Dataset rows describing interfaces
◆ ◆ ◆ ◆ ◆ ◆ ◆
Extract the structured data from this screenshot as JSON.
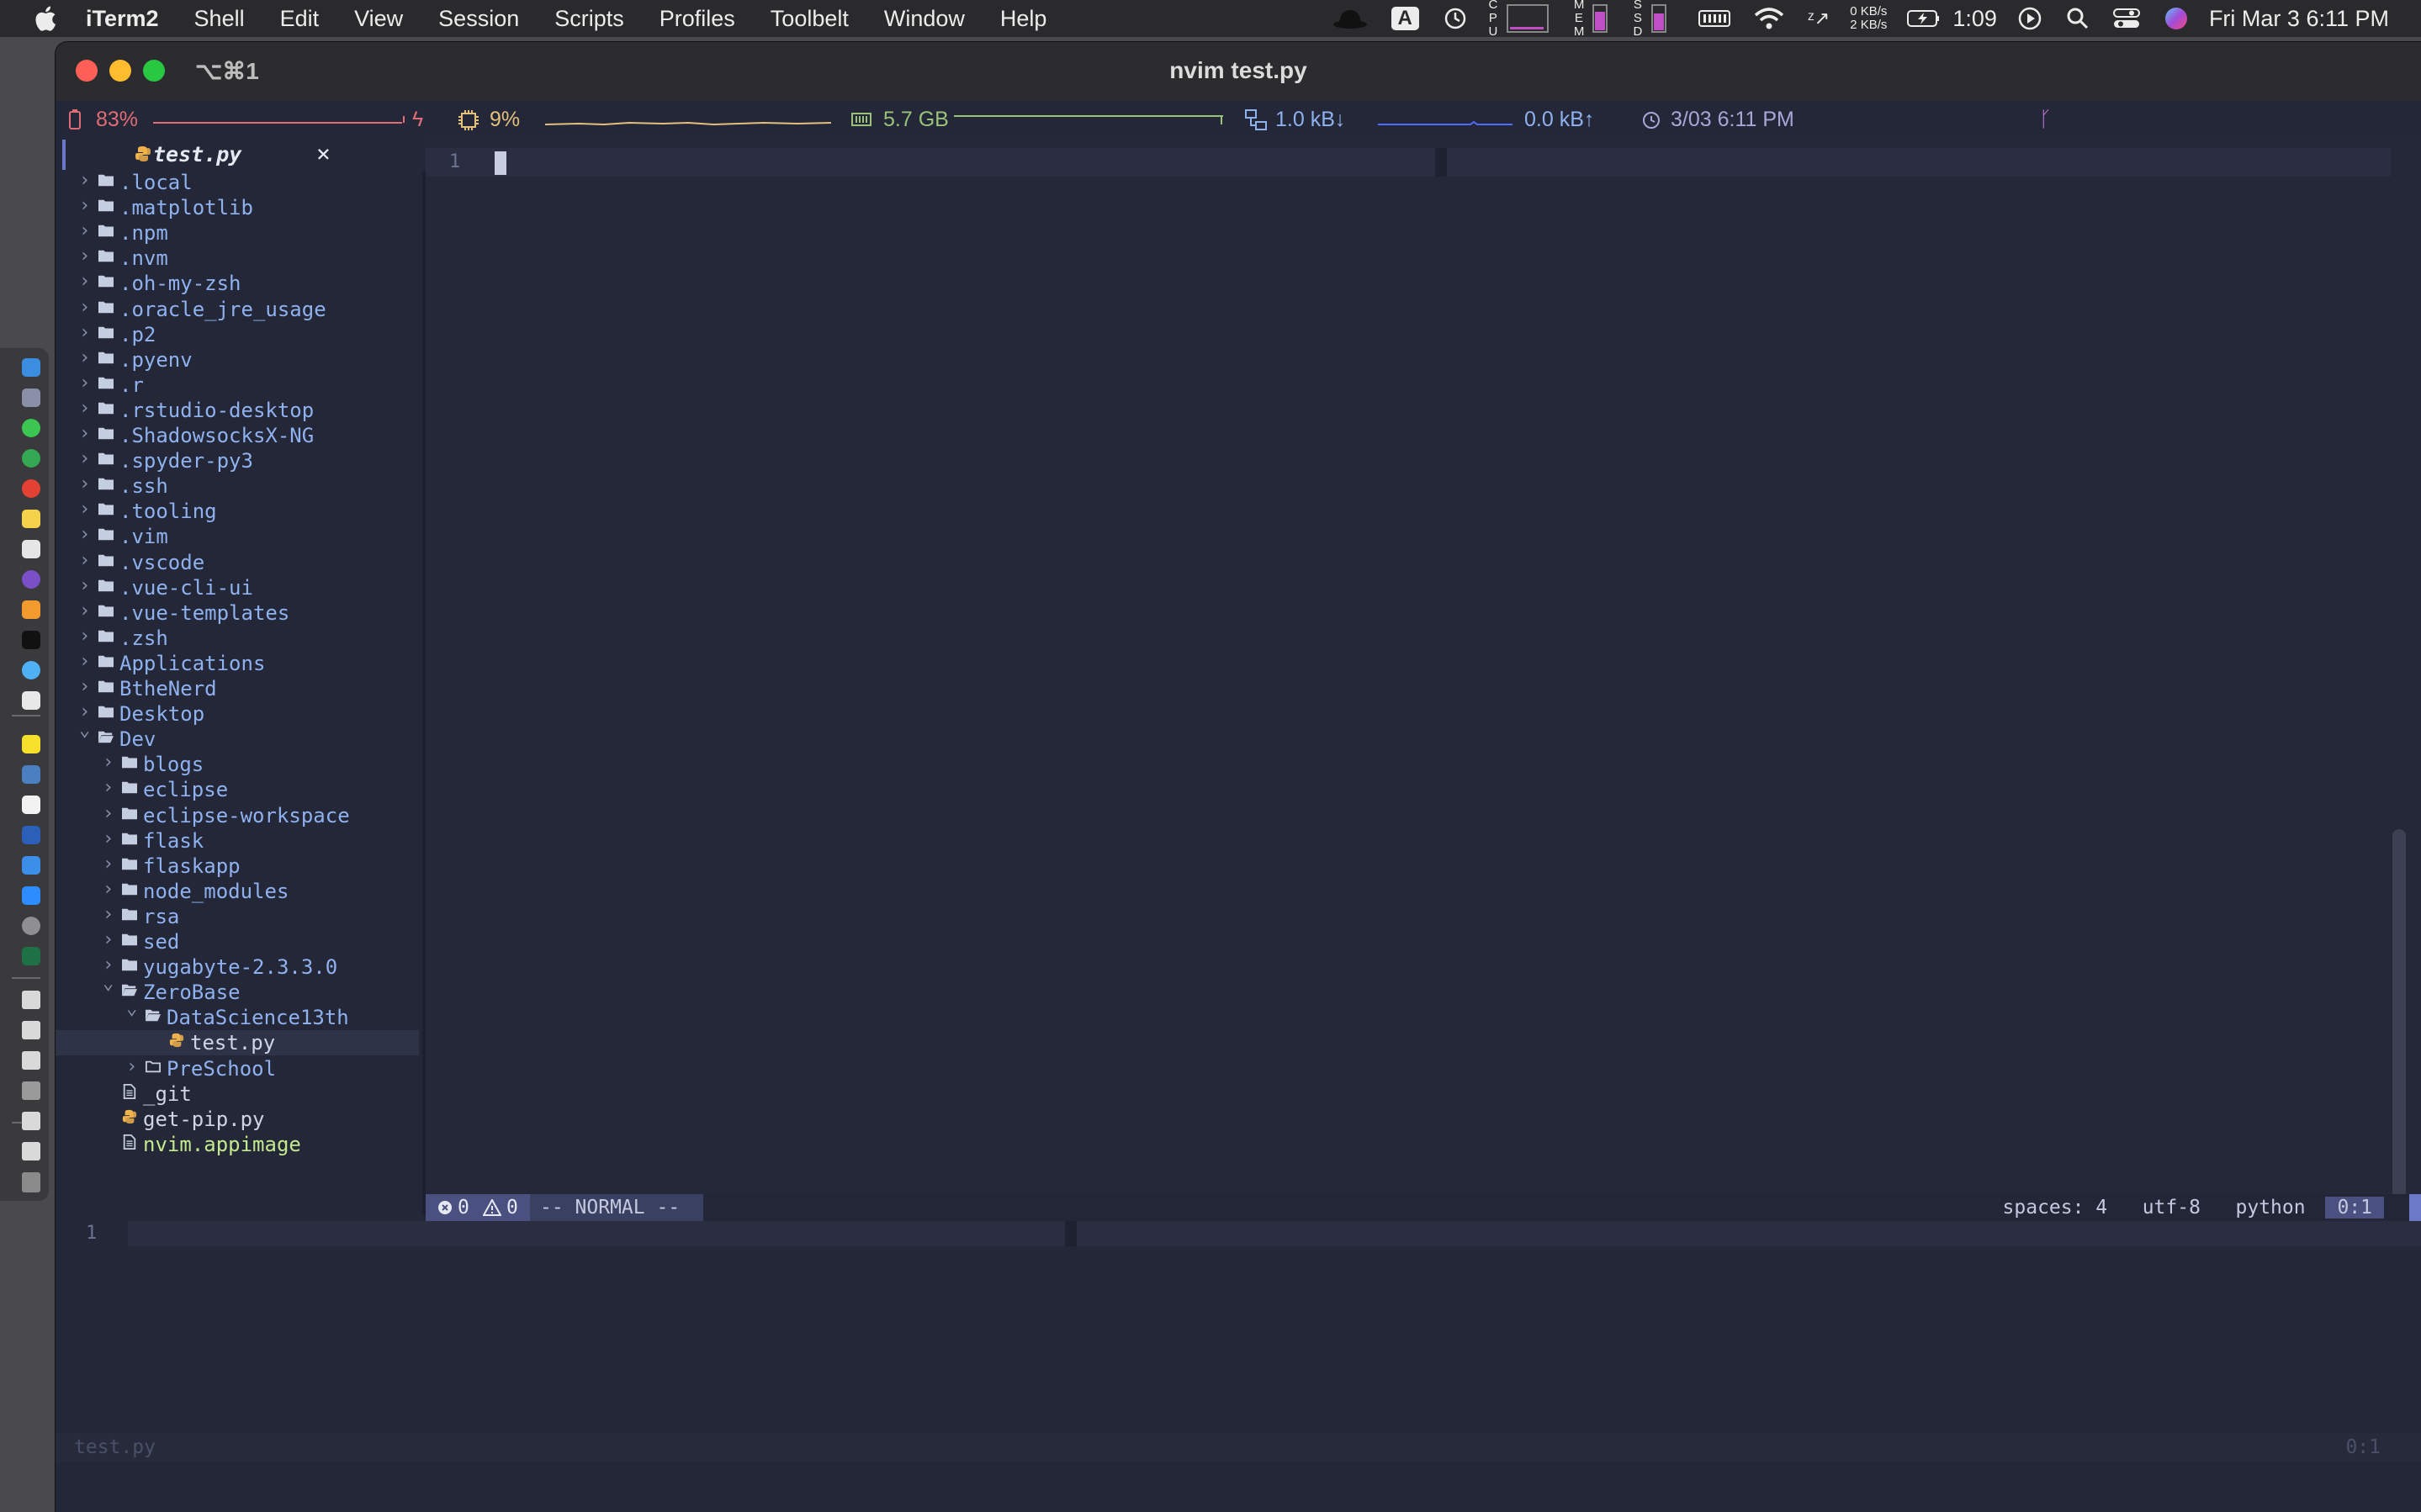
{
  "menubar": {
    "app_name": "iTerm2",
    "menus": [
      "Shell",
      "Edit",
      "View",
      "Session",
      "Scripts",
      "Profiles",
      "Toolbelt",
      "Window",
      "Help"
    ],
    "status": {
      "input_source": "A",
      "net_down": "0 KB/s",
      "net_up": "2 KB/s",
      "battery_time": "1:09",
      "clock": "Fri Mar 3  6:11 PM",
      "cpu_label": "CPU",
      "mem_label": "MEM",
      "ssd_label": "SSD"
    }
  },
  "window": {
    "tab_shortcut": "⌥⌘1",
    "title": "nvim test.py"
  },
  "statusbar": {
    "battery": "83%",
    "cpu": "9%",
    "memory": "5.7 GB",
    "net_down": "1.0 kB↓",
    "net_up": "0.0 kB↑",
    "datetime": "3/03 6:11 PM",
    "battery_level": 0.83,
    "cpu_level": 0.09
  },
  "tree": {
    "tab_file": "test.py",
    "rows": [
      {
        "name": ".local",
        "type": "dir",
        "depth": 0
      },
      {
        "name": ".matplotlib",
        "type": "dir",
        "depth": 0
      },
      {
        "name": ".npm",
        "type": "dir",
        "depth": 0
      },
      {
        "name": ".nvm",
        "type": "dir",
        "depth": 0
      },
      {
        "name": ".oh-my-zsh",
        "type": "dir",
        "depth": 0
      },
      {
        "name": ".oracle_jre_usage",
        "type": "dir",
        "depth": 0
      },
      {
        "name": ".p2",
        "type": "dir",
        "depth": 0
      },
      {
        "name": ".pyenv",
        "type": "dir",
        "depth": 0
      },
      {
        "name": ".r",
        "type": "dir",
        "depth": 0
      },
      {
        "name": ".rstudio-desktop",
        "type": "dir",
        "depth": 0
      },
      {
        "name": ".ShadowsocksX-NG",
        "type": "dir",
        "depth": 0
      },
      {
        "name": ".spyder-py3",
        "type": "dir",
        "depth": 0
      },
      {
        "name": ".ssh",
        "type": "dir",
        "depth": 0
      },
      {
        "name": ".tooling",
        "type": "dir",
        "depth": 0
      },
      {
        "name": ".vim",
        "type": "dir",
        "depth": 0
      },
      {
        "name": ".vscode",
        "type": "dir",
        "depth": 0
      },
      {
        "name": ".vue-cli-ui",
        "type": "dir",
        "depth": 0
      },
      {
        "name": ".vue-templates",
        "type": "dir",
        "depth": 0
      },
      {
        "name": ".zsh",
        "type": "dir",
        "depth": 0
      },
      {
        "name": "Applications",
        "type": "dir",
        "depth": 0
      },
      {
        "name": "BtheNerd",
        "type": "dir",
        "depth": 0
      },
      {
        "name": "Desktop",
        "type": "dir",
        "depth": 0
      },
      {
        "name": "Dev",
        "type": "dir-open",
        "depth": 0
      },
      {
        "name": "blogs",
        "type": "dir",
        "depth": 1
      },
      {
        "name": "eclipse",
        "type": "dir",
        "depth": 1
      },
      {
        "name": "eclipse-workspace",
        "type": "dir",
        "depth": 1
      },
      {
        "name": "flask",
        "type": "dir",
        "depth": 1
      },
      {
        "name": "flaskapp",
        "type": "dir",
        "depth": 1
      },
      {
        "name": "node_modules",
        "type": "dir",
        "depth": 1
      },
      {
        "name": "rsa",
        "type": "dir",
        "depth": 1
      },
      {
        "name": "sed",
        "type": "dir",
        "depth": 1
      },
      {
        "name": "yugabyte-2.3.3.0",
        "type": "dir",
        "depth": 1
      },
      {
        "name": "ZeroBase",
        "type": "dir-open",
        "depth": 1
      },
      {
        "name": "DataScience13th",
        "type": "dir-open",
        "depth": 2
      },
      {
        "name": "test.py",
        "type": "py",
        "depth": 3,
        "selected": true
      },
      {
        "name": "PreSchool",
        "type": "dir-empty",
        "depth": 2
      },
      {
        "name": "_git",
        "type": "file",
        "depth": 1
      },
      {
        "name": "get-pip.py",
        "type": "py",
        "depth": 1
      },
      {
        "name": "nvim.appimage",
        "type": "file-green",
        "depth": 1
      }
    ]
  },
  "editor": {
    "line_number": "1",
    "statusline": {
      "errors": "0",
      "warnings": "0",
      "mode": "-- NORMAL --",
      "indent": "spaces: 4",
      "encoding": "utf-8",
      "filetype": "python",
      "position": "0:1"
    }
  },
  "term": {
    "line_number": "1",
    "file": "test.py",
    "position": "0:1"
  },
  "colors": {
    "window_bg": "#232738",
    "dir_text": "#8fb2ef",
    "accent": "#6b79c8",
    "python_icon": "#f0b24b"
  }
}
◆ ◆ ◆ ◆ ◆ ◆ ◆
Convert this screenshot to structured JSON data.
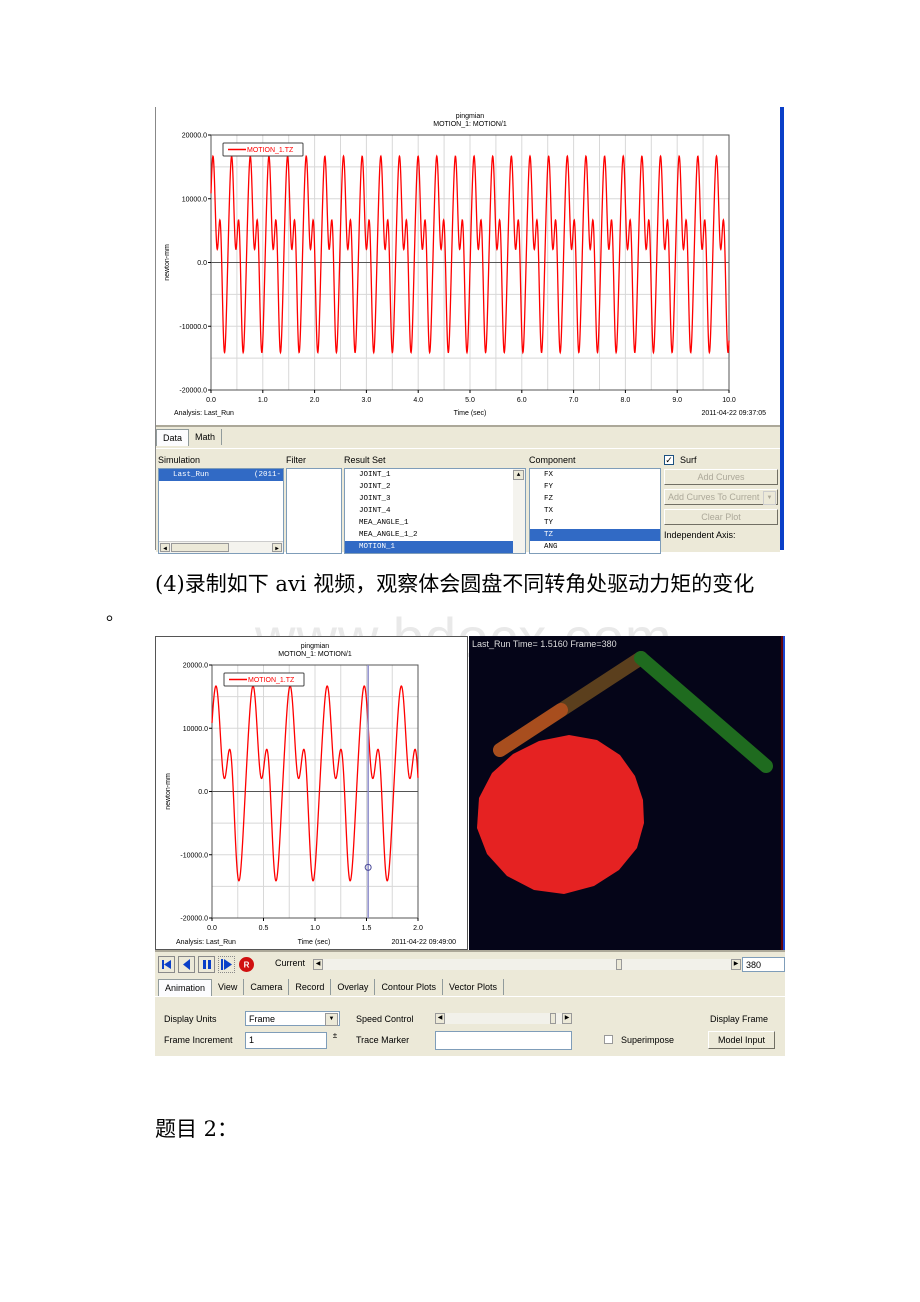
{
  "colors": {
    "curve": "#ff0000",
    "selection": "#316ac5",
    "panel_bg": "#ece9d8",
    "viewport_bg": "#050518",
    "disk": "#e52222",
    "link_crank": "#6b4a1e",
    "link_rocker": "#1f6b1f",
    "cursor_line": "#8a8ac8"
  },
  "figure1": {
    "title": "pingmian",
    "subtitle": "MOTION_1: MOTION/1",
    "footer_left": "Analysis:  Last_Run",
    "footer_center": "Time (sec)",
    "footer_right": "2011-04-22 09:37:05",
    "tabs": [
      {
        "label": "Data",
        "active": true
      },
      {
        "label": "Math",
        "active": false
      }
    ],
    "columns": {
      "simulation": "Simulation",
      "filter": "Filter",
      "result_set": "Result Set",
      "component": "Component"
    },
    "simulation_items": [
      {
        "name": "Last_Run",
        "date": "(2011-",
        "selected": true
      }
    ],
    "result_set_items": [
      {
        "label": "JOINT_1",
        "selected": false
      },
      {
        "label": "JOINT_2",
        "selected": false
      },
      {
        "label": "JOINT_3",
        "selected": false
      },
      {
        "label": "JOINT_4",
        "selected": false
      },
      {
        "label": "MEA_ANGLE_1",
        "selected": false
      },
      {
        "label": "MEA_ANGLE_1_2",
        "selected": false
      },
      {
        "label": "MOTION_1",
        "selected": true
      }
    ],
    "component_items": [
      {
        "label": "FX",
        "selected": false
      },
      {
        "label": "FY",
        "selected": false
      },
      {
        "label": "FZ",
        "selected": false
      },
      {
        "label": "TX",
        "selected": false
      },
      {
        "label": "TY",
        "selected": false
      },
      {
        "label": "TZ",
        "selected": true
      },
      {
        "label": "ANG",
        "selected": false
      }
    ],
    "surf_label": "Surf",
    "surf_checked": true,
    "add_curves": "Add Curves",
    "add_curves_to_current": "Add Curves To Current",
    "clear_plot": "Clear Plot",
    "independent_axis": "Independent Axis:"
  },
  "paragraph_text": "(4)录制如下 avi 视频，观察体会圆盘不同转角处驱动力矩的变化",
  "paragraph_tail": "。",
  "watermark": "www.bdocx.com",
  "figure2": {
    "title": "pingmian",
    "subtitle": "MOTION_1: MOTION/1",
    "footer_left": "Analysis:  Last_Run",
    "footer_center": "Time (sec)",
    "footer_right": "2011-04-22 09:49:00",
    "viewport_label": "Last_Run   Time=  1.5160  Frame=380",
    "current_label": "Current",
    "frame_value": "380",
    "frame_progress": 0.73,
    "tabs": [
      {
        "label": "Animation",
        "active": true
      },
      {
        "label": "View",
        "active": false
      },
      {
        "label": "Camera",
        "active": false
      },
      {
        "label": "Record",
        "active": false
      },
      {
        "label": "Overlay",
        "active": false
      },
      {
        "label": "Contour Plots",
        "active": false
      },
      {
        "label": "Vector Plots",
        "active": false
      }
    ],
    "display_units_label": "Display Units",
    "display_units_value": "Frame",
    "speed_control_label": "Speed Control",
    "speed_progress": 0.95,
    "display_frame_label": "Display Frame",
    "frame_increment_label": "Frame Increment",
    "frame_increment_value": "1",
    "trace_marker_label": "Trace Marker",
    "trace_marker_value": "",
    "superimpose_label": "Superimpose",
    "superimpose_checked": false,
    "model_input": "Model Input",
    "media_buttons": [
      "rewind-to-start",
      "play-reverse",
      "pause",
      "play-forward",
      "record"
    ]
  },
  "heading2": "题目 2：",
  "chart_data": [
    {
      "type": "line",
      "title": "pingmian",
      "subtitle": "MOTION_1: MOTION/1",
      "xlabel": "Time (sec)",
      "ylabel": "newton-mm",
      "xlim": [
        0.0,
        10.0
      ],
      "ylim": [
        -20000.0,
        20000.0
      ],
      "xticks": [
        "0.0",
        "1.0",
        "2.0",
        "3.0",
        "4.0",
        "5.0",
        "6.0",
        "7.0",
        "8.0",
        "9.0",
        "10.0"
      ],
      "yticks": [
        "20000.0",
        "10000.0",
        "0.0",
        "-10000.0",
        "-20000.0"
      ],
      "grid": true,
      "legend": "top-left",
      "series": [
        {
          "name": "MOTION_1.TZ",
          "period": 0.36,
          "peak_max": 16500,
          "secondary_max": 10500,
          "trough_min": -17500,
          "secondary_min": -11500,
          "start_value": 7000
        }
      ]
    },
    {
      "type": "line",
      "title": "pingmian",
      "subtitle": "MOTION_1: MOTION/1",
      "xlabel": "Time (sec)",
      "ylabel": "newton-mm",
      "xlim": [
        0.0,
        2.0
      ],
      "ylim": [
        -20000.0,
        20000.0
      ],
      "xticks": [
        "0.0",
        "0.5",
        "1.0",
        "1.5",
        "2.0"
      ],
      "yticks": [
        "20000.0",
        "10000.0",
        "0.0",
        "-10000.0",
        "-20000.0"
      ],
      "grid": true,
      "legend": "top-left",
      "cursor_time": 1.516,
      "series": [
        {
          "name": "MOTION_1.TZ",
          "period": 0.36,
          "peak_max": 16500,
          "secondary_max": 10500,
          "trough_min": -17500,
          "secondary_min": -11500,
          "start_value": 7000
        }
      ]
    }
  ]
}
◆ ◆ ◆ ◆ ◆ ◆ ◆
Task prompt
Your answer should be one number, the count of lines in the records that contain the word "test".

Answer for the task
4